Records from a dataset:
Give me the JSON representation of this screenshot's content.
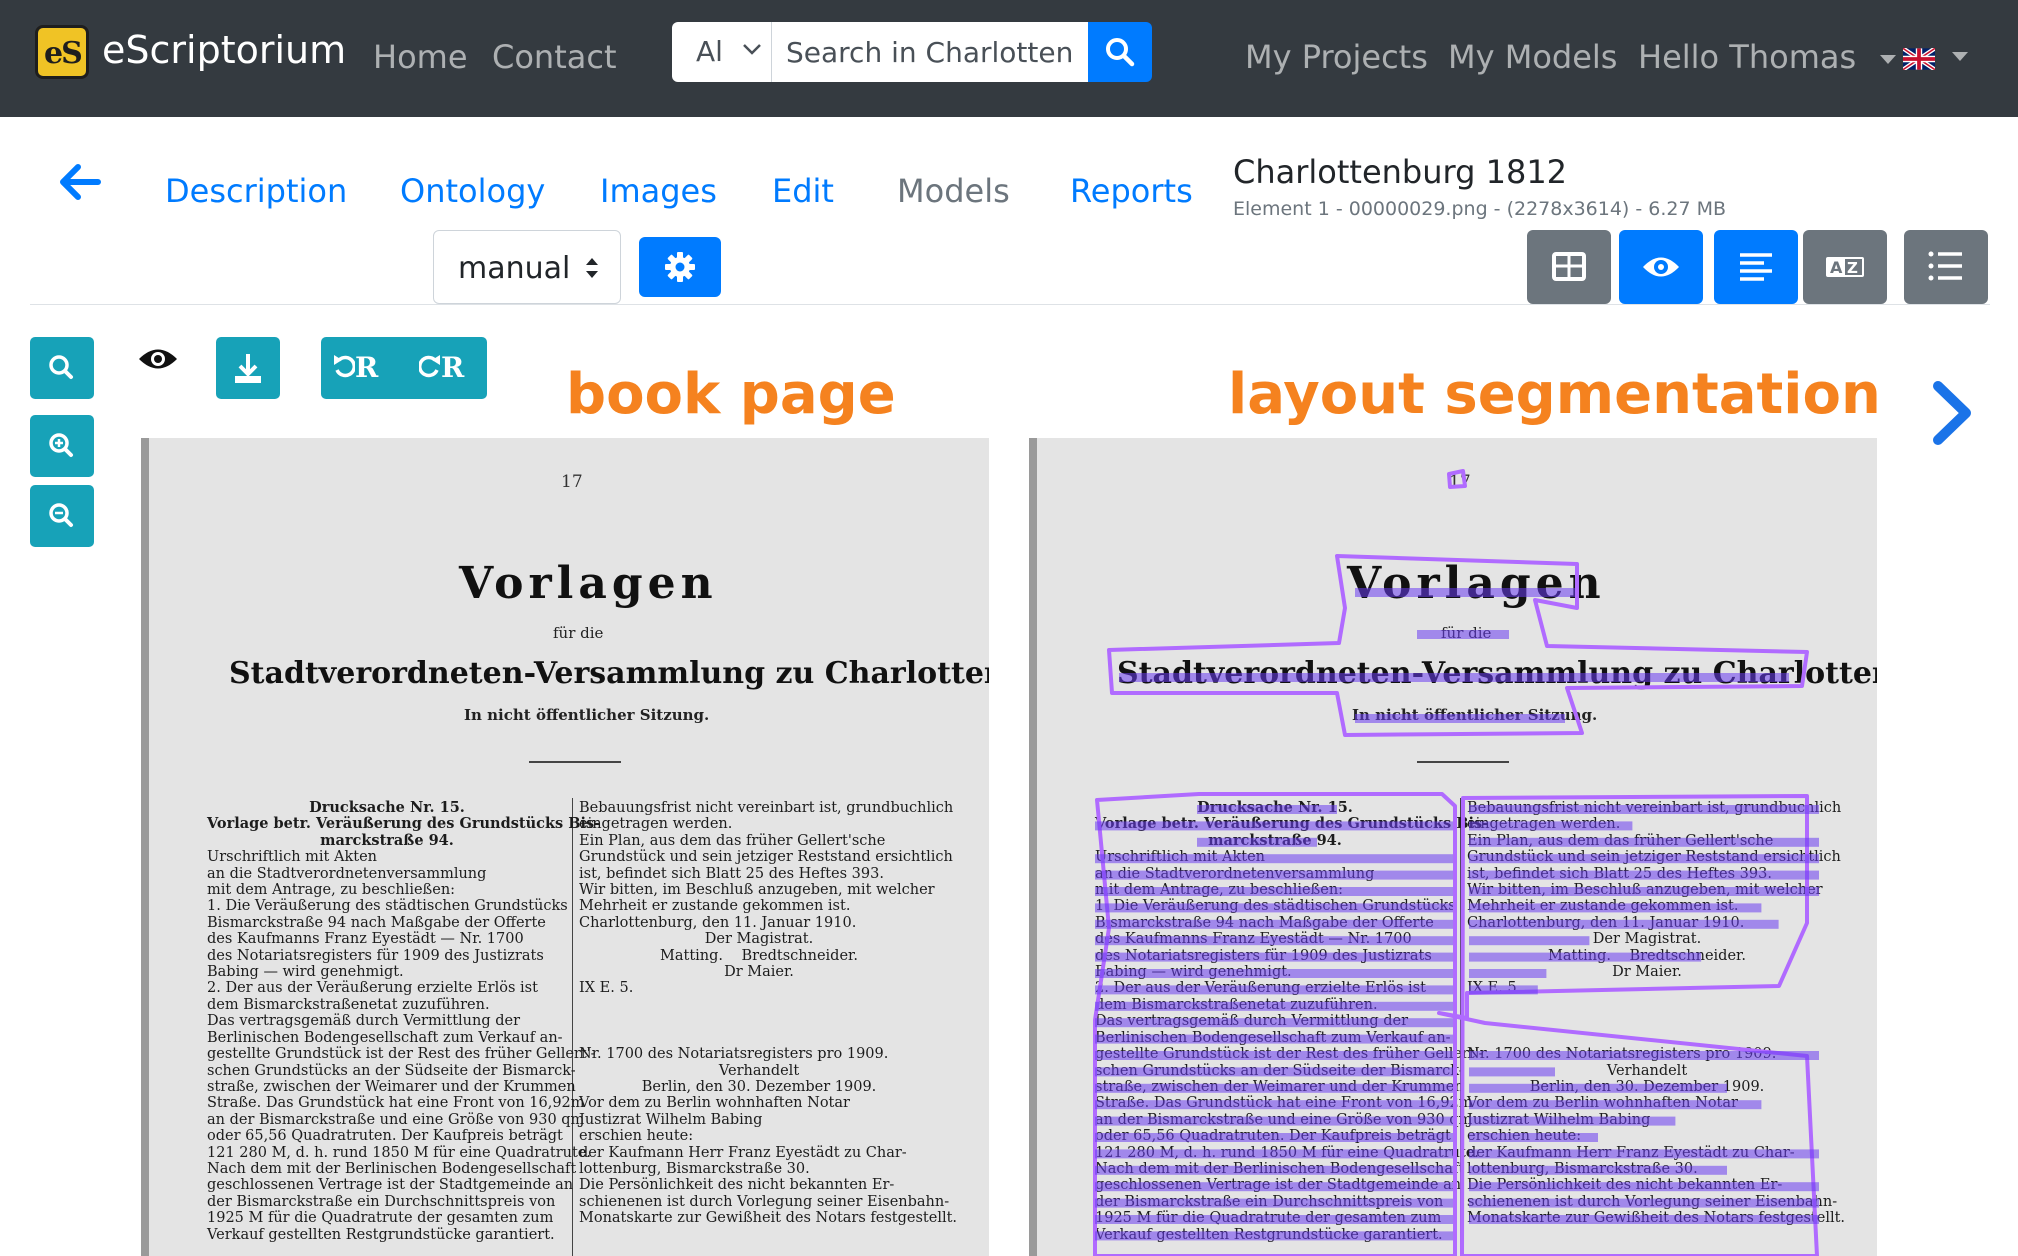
{
  "navbar": {
    "brand_logo_text": "eS",
    "brand": "eScriptorium",
    "links": [
      "Home",
      "Contact"
    ],
    "search": {
      "scope": "Al",
      "value": "Search in Charlottenburg"
    },
    "right_links": [
      "My Projects",
      "My Models"
    ],
    "user": "Hello Thomas"
  },
  "tabs": {
    "items": [
      "Description",
      "Ontology",
      "Images",
      "Edit",
      "Models",
      "Reports"
    ],
    "active": "Models"
  },
  "document": {
    "title": "Charlottenburg 1812",
    "meta": "Element 1 - 00000029.png - (2278x3614) - 6.27 MB"
  },
  "toolbar": {
    "mode_value": "manual"
  },
  "undo": {
    "undo_label": "R",
    "redo_label": "R"
  },
  "annotations": {
    "left": "book page",
    "right": "layout segmentation"
  },
  "book_page": {
    "page_number": "17",
    "heading": "Vorlagen",
    "sub": "für die",
    "heading2": "Stadtverordneten-Versammlung zu Charlottenburg.",
    "heading3": "In nicht öffentlicher Sitzung.",
    "left_column": [
      "Drucksache Nr. 15.",
      "Vorlage betr. Veräußerung des Grundstücks Bis-",
      "marckstraße 94.",
      "Urschriftlich mit Akten",
      "an die Stadtverordnetenversammlung",
      "mit dem Antrage, zu beschließen:",
      "1. Die Veräußerung des städtischen Grundstücks",
      "Bismarckstraße 94 nach Maßgabe der Offerte",
      "des Kaufmanns Franz Eyestädt — Nr. 1700",
      "des Notariatsregisters für 1909 des Justizrats",
      "Babing — wird genehmigt.",
      "2. Der aus der Veräußerung erzielte Erlös ist",
      "dem Bismarckstraßenetat zuzuführen.",
      "Das vertragsgemäß durch Vermittlung der",
      "Berlinischen Bodengesellschaft zum Verkauf an-",
      "gestellte Grundstück ist der Rest des früher Gellert'-",
      "schen Grundstücks an der Südseite der Bismarck-",
      "straße, zwischen der Weimarer und der Krummen",
      "Straße. Das Grundstück hat eine Front von 16,92m",
      "an der Bismarckstraße und eine Größe von 930 qm",
      "oder 65,56 Quadratruten. Der Kaufpreis beträgt",
      "121 280 M, d. h. rund 1850 M für eine Quadratrute.",
      "Nach dem mit der Berlinischen Bodengesellschaft",
      "geschlossenen Vertrage ist der Stadtgemeinde an",
      "der Bismarckstraße ein Durchschnittspreis von",
      "1925 M für die Quadratrute der gesamten zum",
      "Verkauf gestellten Restgrundstücke garantiert."
    ],
    "right_column": [
      "Bebauungsfrist nicht vereinbart ist, grundbuchlich",
      "eingetragen werden.",
      "Ein Plan, aus dem das früher Gellert'sche",
      "Grundstück und sein jetziger Reststand ersichtlich",
      "ist, befindet sich Blatt 25 des Heftes 393.",
      "Wir bitten, im Beschluß anzugeben, mit welcher",
      "Mehrheit er zustande gekommen ist.",
      "Charlottenburg, den 11. Januar 1910.",
      "Der Magistrat.",
      "Matting.    Bredtschneider.",
      "Dr Maier.",
      "IX E. 5.",
      "",
      "",
      "",
      "Nr. 1700 des Notariatsregisters pro 1909.",
      "Verhandelt",
      "Berlin, den 30. Dezember 1909.",
      "Vor dem zu Berlin wohnhaften Notar",
      "Justizrat Wilhelm Babing",
      "erschien heute:",
      "der Kaufmann Herr Franz Eyestädt zu Char-",
      "lottenburg, Bismarckstraße 30.",
      "Die Persönlichkeit des nicht bekannten Er-",
      "schienenen ist durch Vorlegung seiner Eisenbahn-",
      "Monatskarte zur Gewißheit des Notars festgestellt."
    ]
  },
  "colors": {
    "navbar": "#343a40",
    "primary": "#007bff",
    "info": "#17a2b8",
    "secondary": "#6c757d",
    "annotation": "#f5821f",
    "segment_region": "#b06bff",
    "segment_line": "#6a3cf0"
  },
  "icons": [
    "search-icon",
    "chevron-down-icon",
    "caret-down-icon",
    "flag-uk-icon",
    "arrow-left-icon",
    "updown-icon",
    "gear-icon",
    "table-icon",
    "eye-icon",
    "align-left-icon",
    "translate-icon",
    "list-icon",
    "zoom-icon",
    "zoom-in-icon",
    "zoom-out-icon",
    "download-icon",
    "undo-icon",
    "redo-icon",
    "chevron-right-icon"
  ]
}
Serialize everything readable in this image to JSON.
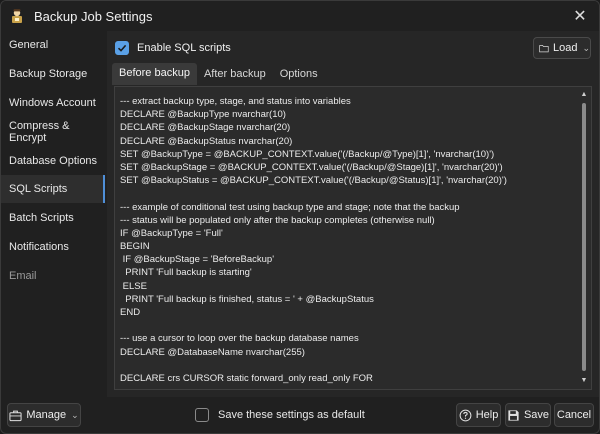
{
  "window": {
    "title": "Backup Job Settings",
    "close_symbol": "✕"
  },
  "sidebar": {
    "items": [
      {
        "label": "General"
      },
      {
        "label": "Backup Storage"
      },
      {
        "label": "Windows Account"
      },
      {
        "label": "Compress & Encrypt"
      },
      {
        "label": "Database Options"
      },
      {
        "label": "SQL Scripts",
        "active": true
      },
      {
        "label": "Batch Scripts"
      },
      {
        "label": "Notifications"
      },
      {
        "label": "Email",
        "dimmed": true
      }
    ]
  },
  "content": {
    "enable_sql_scripts": {
      "label": "Enable SQL scripts",
      "checked": true
    },
    "load_button": {
      "label": "Load"
    },
    "tabs": [
      {
        "label": "Before backup",
        "active": true
      },
      {
        "label": "After backup"
      },
      {
        "label": "Options"
      }
    ],
    "script_lines": [
      "--- extract backup type, stage, and status into variables",
      "DECLARE @BackupType nvarchar(10)",
      "DECLARE @BackupStage nvarchar(20)",
      "DECLARE @BackupStatus nvarchar(20)",
      "SET @BackupType = @BACKUP_CONTEXT.value('(/Backup/@Type)[1]', 'nvarchar(10)')",
      "SET @BackupStage = @BACKUP_CONTEXT.value('(/Backup/@Stage)[1]', 'nvarchar(20)')",
      "SET @BackupStatus = @BACKUP_CONTEXT.value('(/Backup/@Status)[1]', 'nvarchar(20)')",
      "",
      "--- example of conditional test using backup type and stage; note that the backup",
      "--- status will be populated only after the backup completes (otherwise null)",
      "IF @BackupType = 'Full'",
      "BEGIN",
      " IF @BackupStage = 'BeforeBackup'",
      "  PRINT 'Full backup is starting'",
      " ELSE",
      "  PRINT 'Full backup is finished, status = ' + @BackupStatus",
      "END",
      "",
      "--- use a cursor to loop over the backup database names",
      "DECLARE @DatabaseName nvarchar(255)",
      "",
      "DECLARE crs CURSOR static forward_only read_only FOR"
    ]
  },
  "footer": {
    "manage_button": {
      "label": "Manage"
    },
    "save_default": {
      "label": "Save these settings as default",
      "checked": false
    },
    "help_button": {
      "label": "Help"
    },
    "save_button": {
      "label": "Save"
    },
    "cancel_button": {
      "label": "Cancel"
    }
  },
  "colors": {
    "accent": "#5aa0e6",
    "window_bg": "#202020",
    "panel_bg": "#262626",
    "editor_bg": "#2b2b2b"
  },
  "icons": {
    "app": "app-logo-icon",
    "close": "close-icon",
    "load": "folder-icon",
    "manage": "briefcase-icon",
    "help": "help-circle-icon",
    "save": "floppy-disk-icon"
  }
}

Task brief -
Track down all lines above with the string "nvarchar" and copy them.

Task output -
      "DECLARE @BackupType nvarchar(10)",
      "DECLARE @BackupStage nvarchar(20)",
      "DECLARE @BackupStatus nvarchar(20)",
      "SET @BackupType = @BACKUP_CONTEXT.value('(/Backup/@Type)[1]', 'nvarchar(10)')",
      "SET @BackupStage = @BACKUP_CONTEXT.value('(/Backup/@Stage)[1]', 'nvarchar(20)')",
      "SET @BackupStatus = @BACKUP_CONTEXT.value('(/Backup/@Status)[1]', 'nvarchar(20)')",
      "DECLARE @DatabaseName nvarchar(255)",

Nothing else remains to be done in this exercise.